Every photographer is different. We each have our own likes and dislikes, strengths and weaknesses. But I believe that every photographer definitely has two things in common. One, of course, is a passion for the art of photography, capturing that perfect moment. The other is, we all love our gadgets and tech toys. Which is why February is one of our favorites months. Not for Valentine's Day but because it officially kicks off the trade show season for our industry. The time of year that all the new equipment is unveiled. First up in the trade show parade is CP+, Japan's largest photography trade show.
Canon was the big dog at the show. They introduced a lot of new cameras and a new lens. But the stars of the show were the Canon 5Ds and the Canon 5DsR. Both cameras sport a whopping 50 megapixel full frame sensor. The difference between the two cameras is that 5DsR doesn't have an anti-alias filter, which in theory gives you sharper picture at the expense of moire (moire is wavy stripes that appear when in your photographs when you shoot naturally occuring patterns). From a tech geek point of view these cameras are pretty cool. 50 megapixels in a portable body for under $4000 is a neat trick. From a practical stand point these are specialty cameras which are intended for a narrow niche because most people honestly don't need 50 megapixels. The 5Ds will set you back $3699 and the 5DsR will cost $3899. For those of you looking for something practical, Canon also introduced to new Rebel cameras. The Rebel T6i and T6s both have 24 megapixel APS-C sensors. The T6i wll cost $799 and tack on an extra $100 for the T6s. These entry level camera's represent pretty good upgrade over the older Rebel models. What's the difference between the two? They are almost identical and the difference is subtle. Basically if you're a person who likes to control the functions on the camera the T6s is for you. On the other hand if you like things simple, and don't want a lot of buttons to worry about, the T6i is for you.
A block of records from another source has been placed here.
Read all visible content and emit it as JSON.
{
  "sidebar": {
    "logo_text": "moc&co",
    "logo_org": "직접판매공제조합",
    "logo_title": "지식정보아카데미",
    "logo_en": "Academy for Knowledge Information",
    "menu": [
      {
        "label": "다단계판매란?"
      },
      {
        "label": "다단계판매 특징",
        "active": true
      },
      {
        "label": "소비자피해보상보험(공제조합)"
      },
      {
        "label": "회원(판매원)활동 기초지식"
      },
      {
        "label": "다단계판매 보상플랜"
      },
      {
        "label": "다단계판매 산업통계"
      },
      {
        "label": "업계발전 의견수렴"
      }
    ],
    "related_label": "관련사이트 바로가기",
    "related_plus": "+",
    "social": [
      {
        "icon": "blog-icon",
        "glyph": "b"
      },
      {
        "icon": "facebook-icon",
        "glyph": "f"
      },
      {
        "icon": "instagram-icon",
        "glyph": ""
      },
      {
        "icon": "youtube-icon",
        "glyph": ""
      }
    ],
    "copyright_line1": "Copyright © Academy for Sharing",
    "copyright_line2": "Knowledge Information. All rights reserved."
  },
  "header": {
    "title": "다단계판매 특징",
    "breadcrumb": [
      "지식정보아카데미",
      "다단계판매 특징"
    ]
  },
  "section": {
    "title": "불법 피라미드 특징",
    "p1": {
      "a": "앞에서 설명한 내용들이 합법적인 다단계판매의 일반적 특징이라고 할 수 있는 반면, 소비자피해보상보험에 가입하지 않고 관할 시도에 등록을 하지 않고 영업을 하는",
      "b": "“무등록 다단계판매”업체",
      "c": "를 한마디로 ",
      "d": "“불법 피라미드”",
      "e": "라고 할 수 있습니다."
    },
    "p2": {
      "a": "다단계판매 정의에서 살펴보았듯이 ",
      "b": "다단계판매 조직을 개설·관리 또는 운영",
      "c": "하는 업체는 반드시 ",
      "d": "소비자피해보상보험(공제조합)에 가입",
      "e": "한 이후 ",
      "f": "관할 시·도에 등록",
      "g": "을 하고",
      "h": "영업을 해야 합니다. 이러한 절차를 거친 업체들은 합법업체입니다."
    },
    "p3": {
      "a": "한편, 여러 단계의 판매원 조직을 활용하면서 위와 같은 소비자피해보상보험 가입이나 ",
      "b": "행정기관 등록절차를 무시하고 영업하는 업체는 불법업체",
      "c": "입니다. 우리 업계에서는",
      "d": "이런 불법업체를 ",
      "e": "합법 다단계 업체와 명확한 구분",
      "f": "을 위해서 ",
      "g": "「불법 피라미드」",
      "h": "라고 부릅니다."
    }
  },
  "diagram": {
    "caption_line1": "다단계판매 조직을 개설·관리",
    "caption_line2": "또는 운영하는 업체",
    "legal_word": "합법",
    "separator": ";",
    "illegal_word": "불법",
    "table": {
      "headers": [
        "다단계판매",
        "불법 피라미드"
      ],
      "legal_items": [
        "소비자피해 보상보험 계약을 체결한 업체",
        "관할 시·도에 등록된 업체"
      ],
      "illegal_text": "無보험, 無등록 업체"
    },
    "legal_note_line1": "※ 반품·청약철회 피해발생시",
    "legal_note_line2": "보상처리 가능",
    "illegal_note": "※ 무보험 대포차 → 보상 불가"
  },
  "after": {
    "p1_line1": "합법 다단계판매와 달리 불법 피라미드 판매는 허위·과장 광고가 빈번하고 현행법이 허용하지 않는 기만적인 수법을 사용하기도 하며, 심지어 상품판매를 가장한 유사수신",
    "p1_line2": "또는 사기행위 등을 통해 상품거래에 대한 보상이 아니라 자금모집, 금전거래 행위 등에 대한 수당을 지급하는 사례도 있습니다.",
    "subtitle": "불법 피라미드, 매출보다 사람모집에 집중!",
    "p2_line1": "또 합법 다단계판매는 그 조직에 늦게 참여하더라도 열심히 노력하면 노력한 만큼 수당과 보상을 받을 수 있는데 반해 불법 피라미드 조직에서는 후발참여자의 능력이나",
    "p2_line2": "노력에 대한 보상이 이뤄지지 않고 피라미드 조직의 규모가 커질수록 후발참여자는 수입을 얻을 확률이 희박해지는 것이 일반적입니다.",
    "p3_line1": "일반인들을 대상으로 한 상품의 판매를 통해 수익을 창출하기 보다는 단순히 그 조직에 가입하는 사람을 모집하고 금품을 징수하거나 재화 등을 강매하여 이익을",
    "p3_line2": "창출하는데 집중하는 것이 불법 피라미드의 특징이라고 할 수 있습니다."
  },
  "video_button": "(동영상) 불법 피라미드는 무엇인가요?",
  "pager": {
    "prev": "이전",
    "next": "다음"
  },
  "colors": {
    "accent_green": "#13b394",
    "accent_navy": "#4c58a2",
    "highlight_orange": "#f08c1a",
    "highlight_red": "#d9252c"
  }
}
Nikon also introduced a new specialty camera the D810A. The camera is designed for astrophotography. The specs are identical to the D810 which has a 36 megapixel full frame sensor. But the infra-red fliter has been modified so it sees the lights from the stars and nebulas better and it gives better long exposures. For all you well heeled stargazers this camera is for you. Expect a price in the range of $3000 to $4000.
Pentax also introduced a new camera, the Pentax K-S2. This is nice little entry level camera comes with a 20 megapixel, APS-C sensor. It has wi-fi, fully articulated LCD, and is weather resistant. It will cost $799 when it is released. The nicest thing about this camera is it still uses the k mount. So anyone who still has older legacy lens from when they shot a Pentax film camera can use this new camera with their old lenses. For those of you who are waiting for a full frame Pentax digital camera, Pentax said that they are working on one and it may make an appearance by the end of the year.
Last but certainly not least is Olympus. Olympus has released the new OM-D E-M5 Mark II. It has 16 megapixel micro four thirds sensor. Early reports indicate that this camera is pretty good upgrade over the well respected previous model. I'm not a huge fan of the micro four thirds mirrorless cameras but Olympus makes nice cameras and they look great. This beauty will cost $1099 when it's released.